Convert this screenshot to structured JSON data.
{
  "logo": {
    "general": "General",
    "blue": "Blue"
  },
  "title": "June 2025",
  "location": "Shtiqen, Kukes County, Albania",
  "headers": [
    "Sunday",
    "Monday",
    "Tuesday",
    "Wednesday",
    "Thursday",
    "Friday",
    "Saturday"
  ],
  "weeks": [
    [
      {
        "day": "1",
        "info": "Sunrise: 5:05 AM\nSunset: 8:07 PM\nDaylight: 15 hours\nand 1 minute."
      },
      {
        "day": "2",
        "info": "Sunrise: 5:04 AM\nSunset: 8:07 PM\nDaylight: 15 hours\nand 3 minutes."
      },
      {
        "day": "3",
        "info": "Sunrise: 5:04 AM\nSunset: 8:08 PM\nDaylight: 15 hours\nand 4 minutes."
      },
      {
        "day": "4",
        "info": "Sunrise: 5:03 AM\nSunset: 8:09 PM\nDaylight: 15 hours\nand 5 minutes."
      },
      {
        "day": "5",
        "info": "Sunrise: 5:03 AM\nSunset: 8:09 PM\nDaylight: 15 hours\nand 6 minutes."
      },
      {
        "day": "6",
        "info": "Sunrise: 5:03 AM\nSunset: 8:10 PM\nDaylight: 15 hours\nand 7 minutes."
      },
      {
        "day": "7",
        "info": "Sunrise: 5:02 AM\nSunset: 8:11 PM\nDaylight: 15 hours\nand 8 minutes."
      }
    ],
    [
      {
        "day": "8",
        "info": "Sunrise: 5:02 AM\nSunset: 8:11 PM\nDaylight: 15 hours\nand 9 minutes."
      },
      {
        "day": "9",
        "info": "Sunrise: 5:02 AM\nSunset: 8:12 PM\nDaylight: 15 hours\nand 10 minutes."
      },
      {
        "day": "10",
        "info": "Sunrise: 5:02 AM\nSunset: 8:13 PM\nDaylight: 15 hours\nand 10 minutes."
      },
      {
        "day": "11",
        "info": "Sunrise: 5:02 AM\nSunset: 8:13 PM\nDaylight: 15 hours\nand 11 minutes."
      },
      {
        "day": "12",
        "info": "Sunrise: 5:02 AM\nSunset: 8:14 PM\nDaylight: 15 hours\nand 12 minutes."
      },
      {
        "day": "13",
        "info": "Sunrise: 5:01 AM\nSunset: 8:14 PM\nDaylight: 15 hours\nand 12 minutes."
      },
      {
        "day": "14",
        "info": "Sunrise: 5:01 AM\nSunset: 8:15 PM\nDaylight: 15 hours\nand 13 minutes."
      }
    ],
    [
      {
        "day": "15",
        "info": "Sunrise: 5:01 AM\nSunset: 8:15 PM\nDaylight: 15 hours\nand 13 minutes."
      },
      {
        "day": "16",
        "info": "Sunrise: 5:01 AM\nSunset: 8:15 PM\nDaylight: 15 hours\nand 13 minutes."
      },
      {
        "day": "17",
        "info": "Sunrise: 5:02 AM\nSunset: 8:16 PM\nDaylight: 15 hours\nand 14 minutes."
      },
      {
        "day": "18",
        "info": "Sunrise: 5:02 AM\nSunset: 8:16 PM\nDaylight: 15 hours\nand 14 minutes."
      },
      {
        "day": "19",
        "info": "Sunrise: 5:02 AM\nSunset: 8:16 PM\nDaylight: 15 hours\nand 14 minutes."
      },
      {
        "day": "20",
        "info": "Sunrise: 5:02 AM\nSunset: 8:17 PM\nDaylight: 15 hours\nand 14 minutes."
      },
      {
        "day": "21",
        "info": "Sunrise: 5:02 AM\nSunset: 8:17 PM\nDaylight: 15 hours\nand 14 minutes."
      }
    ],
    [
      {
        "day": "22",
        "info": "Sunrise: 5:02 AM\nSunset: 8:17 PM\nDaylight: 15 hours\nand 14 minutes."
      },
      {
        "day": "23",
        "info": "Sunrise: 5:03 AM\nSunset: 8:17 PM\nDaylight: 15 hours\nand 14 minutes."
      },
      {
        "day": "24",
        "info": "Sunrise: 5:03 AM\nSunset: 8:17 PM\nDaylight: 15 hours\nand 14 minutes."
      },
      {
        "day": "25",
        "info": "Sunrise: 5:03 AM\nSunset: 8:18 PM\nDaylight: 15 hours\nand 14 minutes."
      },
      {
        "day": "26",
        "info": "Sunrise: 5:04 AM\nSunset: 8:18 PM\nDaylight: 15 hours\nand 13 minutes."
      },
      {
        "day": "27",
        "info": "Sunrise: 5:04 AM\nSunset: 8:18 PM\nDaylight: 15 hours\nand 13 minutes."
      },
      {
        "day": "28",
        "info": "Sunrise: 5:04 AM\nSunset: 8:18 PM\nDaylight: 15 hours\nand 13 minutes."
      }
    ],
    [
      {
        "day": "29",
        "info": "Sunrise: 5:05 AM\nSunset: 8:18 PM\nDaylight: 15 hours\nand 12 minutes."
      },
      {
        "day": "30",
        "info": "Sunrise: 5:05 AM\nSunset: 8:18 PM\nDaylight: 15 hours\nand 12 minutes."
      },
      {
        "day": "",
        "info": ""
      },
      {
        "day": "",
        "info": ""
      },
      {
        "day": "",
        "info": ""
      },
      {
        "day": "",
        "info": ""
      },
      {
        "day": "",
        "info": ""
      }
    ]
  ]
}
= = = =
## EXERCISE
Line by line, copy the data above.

## YOUR RESPONSE
Convert this screenshot to structured JSON data.
{
  "logo": {
    "general": "General",
    "blue": "Blue"
  },
  "title": "June 2025",
  "location": "Shtiqen, Kukes County, Albania",
  "headers": [
    "Sunday",
    "Monday",
    "Tuesday",
    "Wednesday",
    "Thursday",
    "Friday",
    "Saturday"
  ],
  "weeks": [
    [
      {
        "day": "1",
        "info": "Sunrise: 5:05 AM\nSunset: 8:07 PM\nDaylight: 15 hours\nand 1 minute."
      },
      {
        "day": "2",
        "info": "Sunrise: 5:04 AM\nSunset: 8:07 PM\nDaylight: 15 hours\nand 3 minutes."
      },
      {
        "day": "3",
        "info": "Sunrise: 5:04 AM\nSunset: 8:08 PM\nDaylight: 15 hours\nand 4 minutes."
      },
      {
        "day": "4",
        "info": "Sunrise: 5:03 AM\nSunset: 8:09 PM\nDaylight: 15 hours\nand 5 minutes."
      },
      {
        "day": "5",
        "info": "Sunrise: 5:03 AM\nSunset: 8:09 PM\nDaylight: 15 hours\nand 6 minutes."
      },
      {
        "day": "6",
        "info": "Sunrise: 5:03 AM\nSunset: 8:10 PM\nDaylight: 15 hours\nand 7 minutes."
      },
      {
        "day": "7",
        "info": "Sunrise: 5:02 AM\nSunset: 8:11 PM\nDaylight: 15 hours\nand 8 minutes."
      }
    ],
    [
      {
        "day": "8",
        "info": "Sunrise: 5:02 AM\nSunset: 8:11 PM\nDaylight: 15 hours\nand 9 minutes."
      },
      {
        "day": "9",
        "info": "Sunrise: 5:02 AM\nSunset: 8:12 PM\nDaylight: 15 hours\nand 10 minutes."
      },
      {
        "day": "10",
        "info": "Sunrise: 5:02 AM\nSunset: 8:13 PM\nDaylight: 15 hours\nand 10 minutes."
      },
      {
        "day": "11",
        "info": "Sunrise: 5:02 AM\nSunset: 8:13 PM\nDaylight: 15 hours\nand 11 minutes."
      },
      {
        "day": "12",
        "info": "Sunrise: 5:02 AM\nSunset: 8:14 PM\nDaylight: 15 hours\nand 12 minutes."
      },
      {
        "day": "13",
        "info": "Sunrise: 5:01 AM\nSunset: 8:14 PM\nDaylight: 15 hours\nand 12 minutes."
      },
      {
        "day": "14",
        "info": "Sunrise: 5:01 AM\nSunset: 8:15 PM\nDaylight: 15 hours\nand 13 minutes."
      }
    ],
    [
      {
        "day": "15",
        "info": "Sunrise: 5:01 AM\nSunset: 8:15 PM\nDaylight: 15 hours\nand 13 minutes."
      },
      {
        "day": "16",
        "info": "Sunrise: 5:01 AM\nSunset: 8:15 PM\nDaylight: 15 hours\nand 13 minutes."
      },
      {
        "day": "17",
        "info": "Sunrise: 5:02 AM\nSunset: 8:16 PM\nDaylight: 15 hours\nand 14 minutes."
      },
      {
        "day": "18",
        "info": "Sunrise: 5:02 AM\nSunset: 8:16 PM\nDaylight: 15 hours\nand 14 minutes."
      },
      {
        "day": "19",
        "info": "Sunrise: 5:02 AM\nSunset: 8:16 PM\nDaylight: 15 hours\nand 14 minutes."
      },
      {
        "day": "20",
        "info": "Sunrise: 5:02 AM\nSunset: 8:17 PM\nDaylight: 15 hours\nand 14 minutes."
      },
      {
        "day": "21",
        "info": "Sunrise: 5:02 AM\nSunset: 8:17 PM\nDaylight: 15 hours\nand 14 minutes."
      }
    ],
    [
      {
        "day": "22",
        "info": "Sunrise: 5:02 AM\nSunset: 8:17 PM\nDaylight: 15 hours\nand 14 minutes."
      },
      {
        "day": "23",
        "info": "Sunrise: 5:03 AM\nSunset: 8:17 PM\nDaylight: 15 hours\nand 14 minutes."
      },
      {
        "day": "24",
        "info": "Sunrise: 5:03 AM\nSunset: 8:17 PM\nDaylight: 15 hours\nand 14 minutes."
      },
      {
        "day": "25",
        "info": "Sunrise: 5:03 AM\nSunset: 8:18 PM\nDaylight: 15 hours\nand 14 minutes."
      },
      {
        "day": "26",
        "info": "Sunrise: 5:04 AM\nSunset: 8:18 PM\nDaylight: 15 hours\nand 13 minutes."
      },
      {
        "day": "27",
        "info": "Sunrise: 5:04 AM\nSunset: 8:18 PM\nDaylight: 15 hours\nand 13 minutes."
      },
      {
        "day": "28",
        "info": "Sunrise: 5:04 AM\nSunset: 8:18 PM\nDaylight: 15 hours\nand 13 minutes."
      }
    ],
    [
      {
        "day": "29",
        "info": "Sunrise: 5:05 AM\nSunset: 8:18 PM\nDaylight: 15 hours\nand 12 minutes."
      },
      {
        "day": "30",
        "info": "Sunrise: 5:05 AM\nSunset: 8:18 PM\nDaylight: 15 hours\nand 12 minutes."
      },
      {
        "day": "",
        "info": ""
      },
      {
        "day": "",
        "info": ""
      },
      {
        "day": "",
        "info": ""
      },
      {
        "day": "",
        "info": ""
      },
      {
        "day": "",
        "info": ""
      }
    ]
  ]
}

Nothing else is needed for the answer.